We have been stuck for quite some time in the kind of nightmare where you attempt to scream for help but no sound escapes your mouth (or least no one hears it). Interestingly, though, it wasn't until the financial bottom lines of our acute care "partners" dipped slightly into the red that the general public, legislators and others started to take notice.
The Star Tribune Editorial Board "strongly recommends a targeted, temporary $50 million state grant program to offset hospital costs from delayed discharges." The question is: Why? What will this solve, short- or long-term?
The hospitals and health systems this grant program purportedly aims to prop up are the same organizations and businesses that have consistently reported growing profit margins year after year, that receive state and federal reimbursement for the far-too-often reactive model of costly "sick care," and have been causing havoc among the post-acute workforce for years by poaching staff, including nurses, by offering wages higher than those of us who depend exclusively on the Legislature's set reimbursement rates can compete with.
Fortunately, this session several legislators and state agency staff actually seem interested in solving the downstream issues that caused a reported 14,000-plus unbillable hospital days in one week in Minnesota hospitals due to individuals not having a safe place to discharge to — or the 11,000 denials to folks who were unsuccessfully trying to move into an assisted living/skilled nursing facility in one month this past fall due to the extreme workforce shortage.
It certainly is not, in my opinion, the troubles of the "heads in beds" antiquated sick-care system, or the single-digit negative operating margins of some of the largest businesses in our state that are the most alarming problems in our health care continuum. Distracted by the hospitals' reimbursement and financial challenges, the Editorial Board hinted at what the real issue just might be: the strained and at-capacity post-acute organizations like disability service providers, home care agencies, assisted livings, etc.
These entities have been collapsing for years or barely holding on. Now more than ever I hope some real and meaningful action is taken before we all witness the complete unraveling of the health care continuum in Minnesota.

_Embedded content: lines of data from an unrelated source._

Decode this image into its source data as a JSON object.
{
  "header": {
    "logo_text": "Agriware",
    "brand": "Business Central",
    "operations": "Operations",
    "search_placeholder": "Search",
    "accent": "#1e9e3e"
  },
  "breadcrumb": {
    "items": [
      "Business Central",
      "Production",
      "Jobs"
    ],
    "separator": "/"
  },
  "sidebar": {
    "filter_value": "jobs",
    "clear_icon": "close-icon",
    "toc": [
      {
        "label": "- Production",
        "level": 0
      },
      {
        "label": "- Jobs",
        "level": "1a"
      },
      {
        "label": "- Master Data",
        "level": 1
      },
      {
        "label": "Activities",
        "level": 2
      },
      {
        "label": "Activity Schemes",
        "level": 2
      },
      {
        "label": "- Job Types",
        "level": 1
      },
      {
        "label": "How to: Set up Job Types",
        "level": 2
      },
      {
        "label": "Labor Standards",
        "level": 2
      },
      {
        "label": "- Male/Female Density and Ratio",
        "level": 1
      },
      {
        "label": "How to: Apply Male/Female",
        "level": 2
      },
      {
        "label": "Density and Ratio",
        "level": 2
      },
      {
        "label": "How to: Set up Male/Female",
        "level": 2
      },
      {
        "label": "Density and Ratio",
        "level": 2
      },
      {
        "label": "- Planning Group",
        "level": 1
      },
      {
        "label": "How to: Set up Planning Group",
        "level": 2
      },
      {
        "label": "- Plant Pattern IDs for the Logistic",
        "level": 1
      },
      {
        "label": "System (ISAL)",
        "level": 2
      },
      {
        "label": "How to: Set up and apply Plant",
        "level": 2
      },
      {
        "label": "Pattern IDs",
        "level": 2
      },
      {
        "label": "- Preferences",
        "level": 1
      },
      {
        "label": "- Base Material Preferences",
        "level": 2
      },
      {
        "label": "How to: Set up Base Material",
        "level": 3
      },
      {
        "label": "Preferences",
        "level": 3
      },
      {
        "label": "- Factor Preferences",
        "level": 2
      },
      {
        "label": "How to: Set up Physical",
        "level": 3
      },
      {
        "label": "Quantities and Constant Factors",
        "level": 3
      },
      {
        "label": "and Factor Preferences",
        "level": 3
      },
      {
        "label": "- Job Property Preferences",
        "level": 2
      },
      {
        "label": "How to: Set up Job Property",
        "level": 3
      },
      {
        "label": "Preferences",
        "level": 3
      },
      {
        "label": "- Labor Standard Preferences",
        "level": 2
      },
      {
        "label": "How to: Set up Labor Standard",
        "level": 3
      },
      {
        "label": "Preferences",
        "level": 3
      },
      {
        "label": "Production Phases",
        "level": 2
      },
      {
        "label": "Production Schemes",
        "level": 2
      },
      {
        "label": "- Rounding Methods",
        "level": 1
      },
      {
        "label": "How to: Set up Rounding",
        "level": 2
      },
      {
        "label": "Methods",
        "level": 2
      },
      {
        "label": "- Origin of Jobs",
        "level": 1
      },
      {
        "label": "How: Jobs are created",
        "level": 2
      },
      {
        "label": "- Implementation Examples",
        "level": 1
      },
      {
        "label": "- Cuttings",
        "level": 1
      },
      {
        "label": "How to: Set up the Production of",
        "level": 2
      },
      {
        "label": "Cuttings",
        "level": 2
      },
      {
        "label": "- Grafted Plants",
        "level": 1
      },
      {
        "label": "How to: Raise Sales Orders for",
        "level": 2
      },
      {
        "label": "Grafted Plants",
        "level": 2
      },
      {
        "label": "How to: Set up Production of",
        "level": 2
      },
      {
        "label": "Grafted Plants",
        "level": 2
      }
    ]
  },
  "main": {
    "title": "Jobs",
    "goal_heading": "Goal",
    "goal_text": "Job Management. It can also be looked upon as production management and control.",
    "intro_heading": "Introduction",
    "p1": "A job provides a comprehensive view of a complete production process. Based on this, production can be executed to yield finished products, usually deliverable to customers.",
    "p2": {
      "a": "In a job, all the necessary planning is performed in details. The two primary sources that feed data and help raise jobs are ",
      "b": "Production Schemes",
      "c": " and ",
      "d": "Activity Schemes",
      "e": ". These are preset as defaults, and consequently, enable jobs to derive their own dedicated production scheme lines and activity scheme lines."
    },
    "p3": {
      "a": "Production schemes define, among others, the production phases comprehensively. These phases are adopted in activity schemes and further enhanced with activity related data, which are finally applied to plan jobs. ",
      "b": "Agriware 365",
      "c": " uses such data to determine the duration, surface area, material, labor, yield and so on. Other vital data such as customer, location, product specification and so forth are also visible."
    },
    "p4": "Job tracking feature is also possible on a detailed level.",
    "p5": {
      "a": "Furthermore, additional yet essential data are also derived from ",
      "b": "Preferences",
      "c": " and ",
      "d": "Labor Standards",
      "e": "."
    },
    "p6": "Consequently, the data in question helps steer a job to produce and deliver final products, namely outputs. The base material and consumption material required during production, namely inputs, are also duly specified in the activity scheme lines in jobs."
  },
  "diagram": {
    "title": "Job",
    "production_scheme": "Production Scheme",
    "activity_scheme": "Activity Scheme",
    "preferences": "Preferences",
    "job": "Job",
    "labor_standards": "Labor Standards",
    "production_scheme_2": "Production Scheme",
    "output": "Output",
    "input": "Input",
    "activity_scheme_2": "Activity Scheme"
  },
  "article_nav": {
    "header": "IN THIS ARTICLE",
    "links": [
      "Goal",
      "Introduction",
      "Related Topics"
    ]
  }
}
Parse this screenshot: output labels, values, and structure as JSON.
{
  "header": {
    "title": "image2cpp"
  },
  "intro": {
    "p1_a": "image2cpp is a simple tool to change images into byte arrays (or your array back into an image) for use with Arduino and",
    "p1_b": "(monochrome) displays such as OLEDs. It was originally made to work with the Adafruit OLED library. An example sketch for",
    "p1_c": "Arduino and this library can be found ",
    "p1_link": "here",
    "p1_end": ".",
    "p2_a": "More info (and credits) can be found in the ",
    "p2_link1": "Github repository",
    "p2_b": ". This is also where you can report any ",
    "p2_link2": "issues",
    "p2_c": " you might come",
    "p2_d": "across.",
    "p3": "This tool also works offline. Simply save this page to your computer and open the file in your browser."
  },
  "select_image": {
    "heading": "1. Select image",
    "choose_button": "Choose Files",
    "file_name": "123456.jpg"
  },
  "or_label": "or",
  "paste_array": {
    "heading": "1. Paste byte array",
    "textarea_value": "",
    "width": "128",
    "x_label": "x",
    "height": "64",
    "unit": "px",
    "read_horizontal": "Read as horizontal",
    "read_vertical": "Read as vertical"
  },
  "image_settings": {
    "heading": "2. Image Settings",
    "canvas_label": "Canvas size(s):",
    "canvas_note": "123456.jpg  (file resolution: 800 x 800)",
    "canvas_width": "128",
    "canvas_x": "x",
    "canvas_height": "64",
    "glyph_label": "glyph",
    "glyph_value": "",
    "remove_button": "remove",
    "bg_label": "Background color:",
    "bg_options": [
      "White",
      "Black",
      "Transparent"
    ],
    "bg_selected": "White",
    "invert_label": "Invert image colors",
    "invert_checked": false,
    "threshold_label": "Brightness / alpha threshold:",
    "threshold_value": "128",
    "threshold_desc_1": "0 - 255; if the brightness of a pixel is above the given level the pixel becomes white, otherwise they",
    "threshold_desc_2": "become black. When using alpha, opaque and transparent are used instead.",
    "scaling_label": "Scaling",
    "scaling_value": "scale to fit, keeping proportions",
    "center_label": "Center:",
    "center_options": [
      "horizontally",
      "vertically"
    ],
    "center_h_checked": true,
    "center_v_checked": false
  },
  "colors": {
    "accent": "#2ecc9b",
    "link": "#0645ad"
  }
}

Josh Berg is a member of the City Council of Elko New Market, Minn., director of Minnesota services at Accessible Space, Inc., a supportive housing nonprofit based in St. Paul and previously director of growth at Lifespark senior care services.